Argyle Winery was founded in 1987, by Rollin Soles. Located in the Willamette Valley, Argyle was established to make sparkling wines. In fact, they produced Oregon’s first-ever sparkling wine with the “méthode champenoise.” That basically means the bubbles are made in the wine in the bottle we buy it in.

Today, Argyle farms and hand harvests about 400 acres of vines in the Willamette Valley: Knudsen Vineyard in the Dundee Hills AVA, Lone Star Vineyard in the Eola-Amity Hills AVA and Sprit Hill Vineyard in the Eola-Amity Hills AVA. They’re the third largest owner/vineyard farmer in Oregon.

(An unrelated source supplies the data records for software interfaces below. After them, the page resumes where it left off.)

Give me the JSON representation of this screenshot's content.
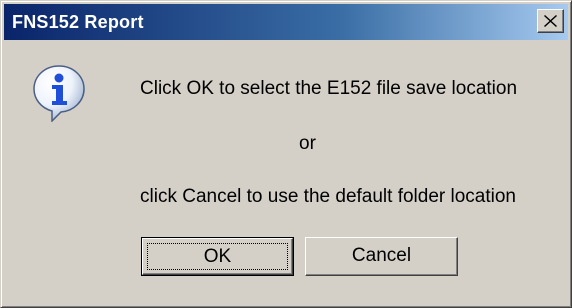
{
  "window": {
    "title": "FNS152 Report"
  },
  "dialog": {
    "icon": "information-icon",
    "message_line1": "Click OK to select the E152 file save location",
    "message_or": "or",
    "message_line3": "click Cancel to use the default folder location"
  },
  "buttons": {
    "ok_label": "OK",
    "cancel_label": "Cancel"
  },
  "colors": {
    "titlebar_start": "#0a246a",
    "titlebar_end": "#a6caf0",
    "face": "#d4d0c8"
  }
}
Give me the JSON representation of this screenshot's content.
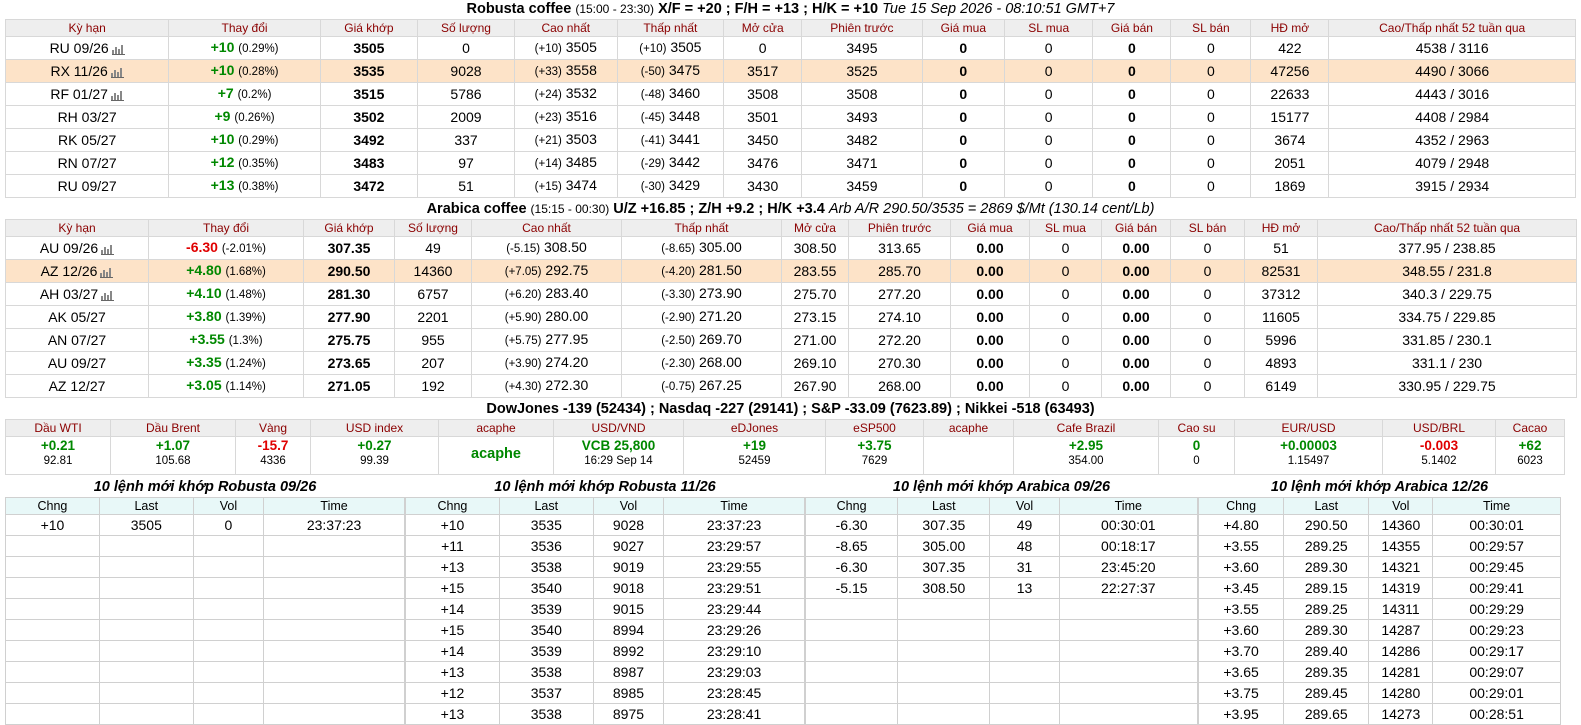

Argyle’s sparkling wine is their flagship wine.

It is always vintage-dated. Their fermentation always takes from three to 10 years. And the bottles are disgorged and corked only when they have been ordered for retail sales. Argyle sparkling wines are the highest rated sparkling wines outside of France.

Our wine this week is the Argyle Brut, Willamette Valley AVA, 2012.

The 2012 growing season produced grapes with full flavors and good focus. Overall, good dry weather produced ripe fruit.

Ninety percent of the grapes were fermented in stainless steel and 10 percent in neutral oak barrels. No malolactic fermentation was done on the base wines, so the finished sparkling wine has intense, crisp acidity.

There was some hail late in the growing season, which reduced the yields from some vineyards.

The finished 2012 Brut is 60 percent Chardonnay and 40 percent pinot noir. It is full of yellow summer fruit flavors – white peaches and nectarines, sweet lemons, pineapple – baked apples and cloves and ginger spice. It is creamy in your mouth, and concentrated and fleshy. It has a long finish with a noticeable minerality and a lively acidity. Usually, this wine costs close to $30. But, it’s hot and we can’t put our argyle socks on now. So, for $21.99 we’re good! Enjoy.